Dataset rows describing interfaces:
══════════
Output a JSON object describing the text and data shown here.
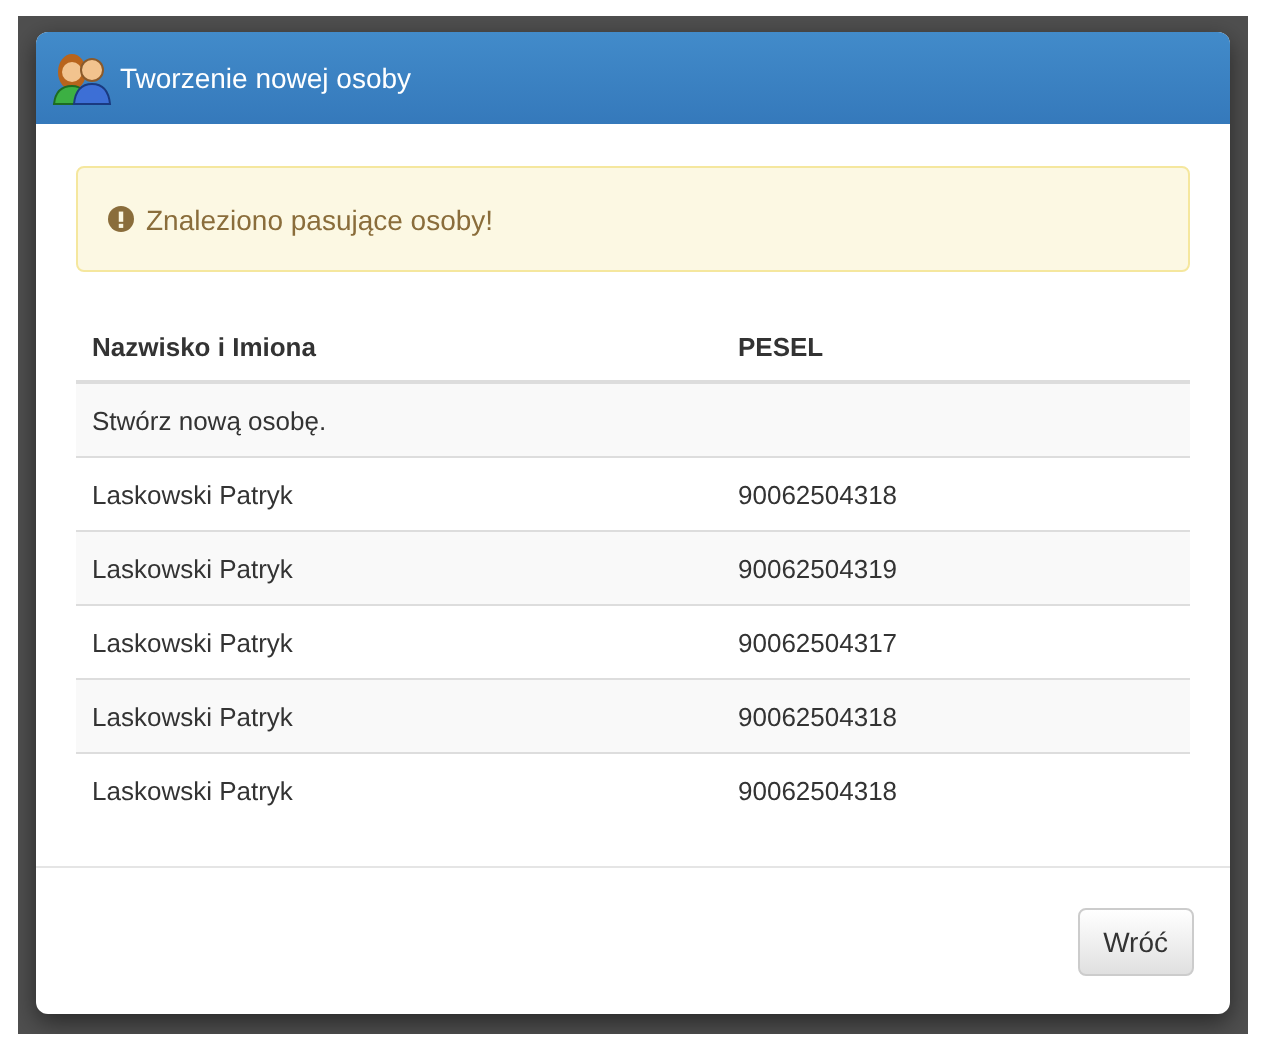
{
  "dialog": {
    "title": "Tworzenie nowej osoby",
    "alert": {
      "kind": "warning",
      "text": "Znaleziono pasujące osoby!"
    },
    "table": {
      "columns": [
        "Nazwisko i Imiona",
        "PESEL"
      ],
      "rows": [
        {
          "name": "Stwórz nową osobę.",
          "pesel": null
        },
        {
          "name": "Laskowski Patryk",
          "pesel": "90062504318"
        },
        {
          "name": "Laskowski Patryk",
          "pesel": "90062504319"
        },
        {
          "name": "Laskowski Patryk",
          "pesel": "90062504317"
        },
        {
          "name": "Laskowski Patryk",
          "pesel": "90062504318"
        },
        {
          "name": "Laskowski Patryk",
          "pesel": "90062504318"
        }
      ]
    },
    "buttons": [
      "Wróć"
    ]
  }
}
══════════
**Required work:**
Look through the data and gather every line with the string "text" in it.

**Reply to the exercise:**
Output a JSON object describing the text and data shown here.
      "text": "Znaleziono pasujące osoby!"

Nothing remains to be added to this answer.